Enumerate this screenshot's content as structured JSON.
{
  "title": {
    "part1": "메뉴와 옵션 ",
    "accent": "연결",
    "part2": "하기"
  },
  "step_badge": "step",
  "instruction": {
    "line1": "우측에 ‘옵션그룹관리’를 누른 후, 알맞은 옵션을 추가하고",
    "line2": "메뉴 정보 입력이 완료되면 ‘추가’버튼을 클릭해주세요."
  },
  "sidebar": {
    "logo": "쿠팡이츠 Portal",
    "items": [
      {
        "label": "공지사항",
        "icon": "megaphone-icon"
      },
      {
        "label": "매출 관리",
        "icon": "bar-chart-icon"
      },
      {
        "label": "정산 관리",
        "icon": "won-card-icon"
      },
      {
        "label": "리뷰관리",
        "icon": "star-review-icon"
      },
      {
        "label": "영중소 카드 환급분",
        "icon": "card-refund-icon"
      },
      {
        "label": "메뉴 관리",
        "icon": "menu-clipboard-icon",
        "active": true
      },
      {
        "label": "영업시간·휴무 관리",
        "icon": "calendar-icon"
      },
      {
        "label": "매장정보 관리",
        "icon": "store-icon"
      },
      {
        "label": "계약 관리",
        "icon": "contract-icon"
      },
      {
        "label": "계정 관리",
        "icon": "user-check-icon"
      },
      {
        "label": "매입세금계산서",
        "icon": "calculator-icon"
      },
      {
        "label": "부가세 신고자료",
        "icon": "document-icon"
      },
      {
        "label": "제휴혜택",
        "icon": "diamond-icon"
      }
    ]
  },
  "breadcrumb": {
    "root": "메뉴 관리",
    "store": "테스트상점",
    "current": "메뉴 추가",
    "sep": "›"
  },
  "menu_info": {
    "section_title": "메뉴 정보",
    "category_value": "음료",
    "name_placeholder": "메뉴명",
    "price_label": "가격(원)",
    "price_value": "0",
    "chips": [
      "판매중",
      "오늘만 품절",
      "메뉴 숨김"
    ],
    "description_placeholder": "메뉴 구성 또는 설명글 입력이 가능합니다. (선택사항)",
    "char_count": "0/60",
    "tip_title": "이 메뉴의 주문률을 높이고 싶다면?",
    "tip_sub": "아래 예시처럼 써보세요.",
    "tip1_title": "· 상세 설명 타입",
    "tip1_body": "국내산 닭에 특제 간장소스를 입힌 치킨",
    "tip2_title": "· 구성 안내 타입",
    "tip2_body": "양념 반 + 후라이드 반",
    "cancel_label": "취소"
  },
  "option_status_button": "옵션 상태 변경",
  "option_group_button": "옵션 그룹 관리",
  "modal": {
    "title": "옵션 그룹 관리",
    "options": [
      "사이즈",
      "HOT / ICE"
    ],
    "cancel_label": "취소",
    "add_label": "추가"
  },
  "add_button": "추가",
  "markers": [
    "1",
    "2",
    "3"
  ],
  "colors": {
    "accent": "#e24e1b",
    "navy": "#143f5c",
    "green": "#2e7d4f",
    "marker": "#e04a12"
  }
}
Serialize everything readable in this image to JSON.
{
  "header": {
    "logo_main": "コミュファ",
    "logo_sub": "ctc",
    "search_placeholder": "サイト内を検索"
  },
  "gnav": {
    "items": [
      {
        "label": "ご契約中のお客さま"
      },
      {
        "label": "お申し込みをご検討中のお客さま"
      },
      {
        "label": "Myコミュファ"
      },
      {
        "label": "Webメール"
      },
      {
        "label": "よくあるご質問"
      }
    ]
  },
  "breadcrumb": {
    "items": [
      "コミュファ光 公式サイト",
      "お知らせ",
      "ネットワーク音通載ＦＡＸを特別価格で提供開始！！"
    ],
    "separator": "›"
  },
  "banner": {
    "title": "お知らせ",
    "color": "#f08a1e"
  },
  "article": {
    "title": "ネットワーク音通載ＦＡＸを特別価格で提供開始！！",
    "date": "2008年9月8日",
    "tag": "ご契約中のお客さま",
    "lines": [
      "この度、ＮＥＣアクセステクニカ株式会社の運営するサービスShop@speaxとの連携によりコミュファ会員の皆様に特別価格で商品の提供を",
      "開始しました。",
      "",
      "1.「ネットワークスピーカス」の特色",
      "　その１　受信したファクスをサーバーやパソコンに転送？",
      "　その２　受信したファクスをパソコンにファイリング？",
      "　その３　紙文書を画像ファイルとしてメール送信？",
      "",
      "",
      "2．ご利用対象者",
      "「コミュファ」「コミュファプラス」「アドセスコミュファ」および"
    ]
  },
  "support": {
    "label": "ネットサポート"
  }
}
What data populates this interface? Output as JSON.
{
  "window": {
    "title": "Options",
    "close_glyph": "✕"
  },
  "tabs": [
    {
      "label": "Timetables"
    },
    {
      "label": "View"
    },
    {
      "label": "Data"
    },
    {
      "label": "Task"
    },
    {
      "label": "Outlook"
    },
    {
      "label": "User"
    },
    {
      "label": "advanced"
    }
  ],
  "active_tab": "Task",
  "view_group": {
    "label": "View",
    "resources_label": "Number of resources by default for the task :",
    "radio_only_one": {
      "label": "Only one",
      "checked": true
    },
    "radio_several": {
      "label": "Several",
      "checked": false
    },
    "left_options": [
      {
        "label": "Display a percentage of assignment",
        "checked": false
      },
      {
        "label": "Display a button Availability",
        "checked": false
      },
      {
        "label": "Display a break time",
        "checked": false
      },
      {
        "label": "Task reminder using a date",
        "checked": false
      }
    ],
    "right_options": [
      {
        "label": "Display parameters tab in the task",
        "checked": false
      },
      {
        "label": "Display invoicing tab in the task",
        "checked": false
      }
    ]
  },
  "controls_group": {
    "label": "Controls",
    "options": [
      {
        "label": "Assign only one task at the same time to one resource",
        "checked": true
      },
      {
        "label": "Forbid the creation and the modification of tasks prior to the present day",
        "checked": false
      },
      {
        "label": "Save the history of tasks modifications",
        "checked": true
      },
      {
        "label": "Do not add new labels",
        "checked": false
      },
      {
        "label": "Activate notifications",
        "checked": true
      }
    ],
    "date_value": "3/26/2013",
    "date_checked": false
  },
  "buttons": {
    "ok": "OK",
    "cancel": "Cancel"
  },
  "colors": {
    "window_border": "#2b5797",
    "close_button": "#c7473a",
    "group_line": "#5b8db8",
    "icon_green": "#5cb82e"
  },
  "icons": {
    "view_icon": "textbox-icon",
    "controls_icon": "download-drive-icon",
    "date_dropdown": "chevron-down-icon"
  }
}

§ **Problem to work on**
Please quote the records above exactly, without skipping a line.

§ **Your response**
Enumerate this screenshot's content as structured JSON.
{
  "title": {
    "part1": "메뉴와 옵션 ",
    "accent": "연결",
    "part2": "하기"
  },
  "step_badge": "step",
  "instruction": {
    "line1": "우측에 ‘옵션그룹관리’를 누른 후, 알맞은 옵션을 추가하고",
    "line2": "메뉴 정보 입력이 완료되면 ‘추가’버튼을 클릭해주세요."
  },
  "sidebar": {
    "logo": "쿠팡이츠 Portal",
    "items": [
      {
        "label": "공지사항",
        "icon": "megaphone-icon"
      },
      {
        "label": "매출 관리",
        "icon": "bar-chart-icon"
      },
      {
        "label": "정산 관리",
        "icon": "won-card-icon"
      },
      {
        "label": "리뷰관리",
        "icon": "star-review-icon"
      },
      {
        "label": "영중소 카드 환급분",
        "icon": "card-refund-icon"
      },
      {
        "label": "메뉴 관리",
        "icon": "menu-clipboard-icon",
        "active": true
      },
      {
        "label": "영업시간·휴무 관리",
        "icon": "calendar-icon"
      },
      {
        "label": "매장정보 관리",
        "icon": "store-icon"
      },
      {
        "label": "계약 관리",
        "icon": "contract-icon"
      },
      {
        "label": "계정 관리",
        "icon": "user-check-icon"
      },
      {
        "label": "매입세금계산서",
        "icon": "calculator-icon"
      },
      {
        "label": "부가세 신고자료",
        "icon": "document-icon"
      },
      {
        "label": "제휴혜택",
        "icon": "diamond-icon"
      }
    ]
  },
  "breadcrumb": {
    "root": "메뉴 관리",
    "store": "테스트상점",
    "current": "메뉴 추가",
    "sep": "›"
  },
  "menu_info": {
    "section_title": "메뉴 정보",
    "category_value": "음료",
    "name_placeholder": "메뉴명",
    "price_label": "가격(원)",
    "price_value": "0",
    "chips": [
      "판매중",
      "오늘만 품절",
      "메뉴 숨김"
    ],
    "description_placeholder": "메뉴 구성 또는 설명글 입력이 가능합니다. (선택사항)",
    "char_count": "0/60",
    "tip_title": "이 메뉴의 주문률을 높이고 싶다면?",
    "tip_sub": "아래 예시처럼 써보세요.",
    "tip1_title": "· 상세 설명 타입",
    "tip1_body": "국내산 닭에 특제 간장소스를 입힌 치킨",
    "tip2_title": "· 구성 안내 타입",
    "tip2_body": "양념 반 + 후라이드 반",
    "cancel_label": "취소"
  },
  "option_status_button": "옵션 상태 변경",
  "option_group_button": "옵션 그룹 관리",
  "modal": {
    "title": "옵션 그룹 관리",
    "options": [
      "사이즈",
      "HOT / ICE"
    ],
    "cancel_label": "취소",
    "add_label": "추가"
  },
  "add_button": "추가",
  "markers": [
    "1",
    "2",
    "3"
  ],
  "colors": {
    "accent": "#e24e1b",
    "navy": "#143f5c",
    "green": "#2e7d4f",
    "marker": "#e04a12"
  }
}
Serialize everything readable in this image to JSON.
{
  "header": {
    "logo_main": "コミュファ",
    "logo_sub": "ctc",
    "search_placeholder": "サイト内を検索"
  },
  "gnav": {
    "items": [
      {
        "label": "ご契約中のお客さま"
      },
      {
        "label": "お申し込みをご検討中のお客さま"
      },
      {
        "label": "Myコミュファ"
      },
      {
        "label": "Webメール"
      },
      {
        "label": "よくあるご質問"
      }
    ]
  },
  "breadcrumb": {
    "items": [
      "コミュファ光 公式サイト",
      "お知らせ",
      "ネットワーク音通載ＦＡＸを特別価格で提供開始！！"
    ],
    "separator": "›"
  },
  "banner": {
    "title": "お知らせ",
    "color": "#f08a1e"
  },
  "article": {
    "title": "ネットワーク音通載ＦＡＸを特別価格で提供開始！！",
    "date": "2008年9月8日",
    "tag": "ご契約中のお客さま",
    "lines": [
      "この度、ＮＥＣアクセステクニカ株式会社の運営するサービスShop@speaxとの連携によりコミュファ会員の皆様に特別価格で商品の提供を",
      "開始しました。",
      "",
      "1.「ネットワークスピーカス」の特色",
      "　その１　受信したファクスをサーバーやパソコンに転送？",
      "　その２　受信したファクスをパソコンにファイリング？",
      "　その３　紙文書を画像ファイルとしてメール送信？",
      "",
      "",
      "2．ご利用対象者",
      "「コミュファ」「コミュファプラス」「アドセスコミュファ」および"
    ]
  },
  "support": {
    "label": "ネットサポート"
  }
}
What data populates this interface? Output as JSON.
{
  "window": {
    "title": "Options",
    "close_glyph": "✕"
  },
  "tabs": [
    {
      "label": "Timetables"
    },
    {
      "label": "View"
    },
    {
      "label": "Data"
    },
    {
      "label": "Task"
    },
    {
      "label": "Outlook"
    },
    {
      "label": "User"
    },
    {
      "label": "advanced"
    }
  ],
  "active_tab": "Task",
  "view_group": {
    "label": "View",
    "resources_label": "Number of resources by default for the task :",
    "radio_only_one": {
      "label": "Only one",
      "checked": true
    },
    "radio_several": {
      "label": "Several",
      "checked": false
    },
    "left_options": [
      {
        "label": "Display a percentage of assignment",
        "checked": false
      },
      {
        "label": "Display a button Availability",
        "checked": false
      },
      {
        "label": "Display a break time",
        "checked": false
      },
      {
        "label": "Task reminder using a date",
        "checked": false
      }
    ],
    "right_options": [
      {
        "label": "Display parameters tab in the task",
        "checked": false
      },
      {
        "label": "Display invoicing tab in the task",
        "checked": false
      }
    ]
  },
  "controls_group": {
    "label": "Controls",
    "options": [
      {
        "label": "Assign only one task at the same time to one resource",
        "checked": true
      },
      {
        "label": "Forbid the creation and the modification of tasks prior to the present day",
        "checked": false
      },
      {
        "label": "Save the history of tasks modifications",
        "checked": true
      },
      {
        "label": "Do not add new labels",
        "checked": false
      },
      {
        "label": "Activate notifications",
        "checked": true
      }
    ],
    "date_value": "3/26/2013",
    "date_checked": false
  },
  "buttons": {
    "ok": "OK",
    "cancel": "Cancel"
  },
  "colors": {
    "window_border": "#2b5797",
    "close_button": "#c7473a",
    "group_line": "#5b8db8",
    "icon_green": "#5cb82e"
  },
  "icons": {
    "view_icon": "textbox-icon",
    "controls_icon": "download-drive-icon",
    "date_dropdown": "chevron-down-icon"
  }
}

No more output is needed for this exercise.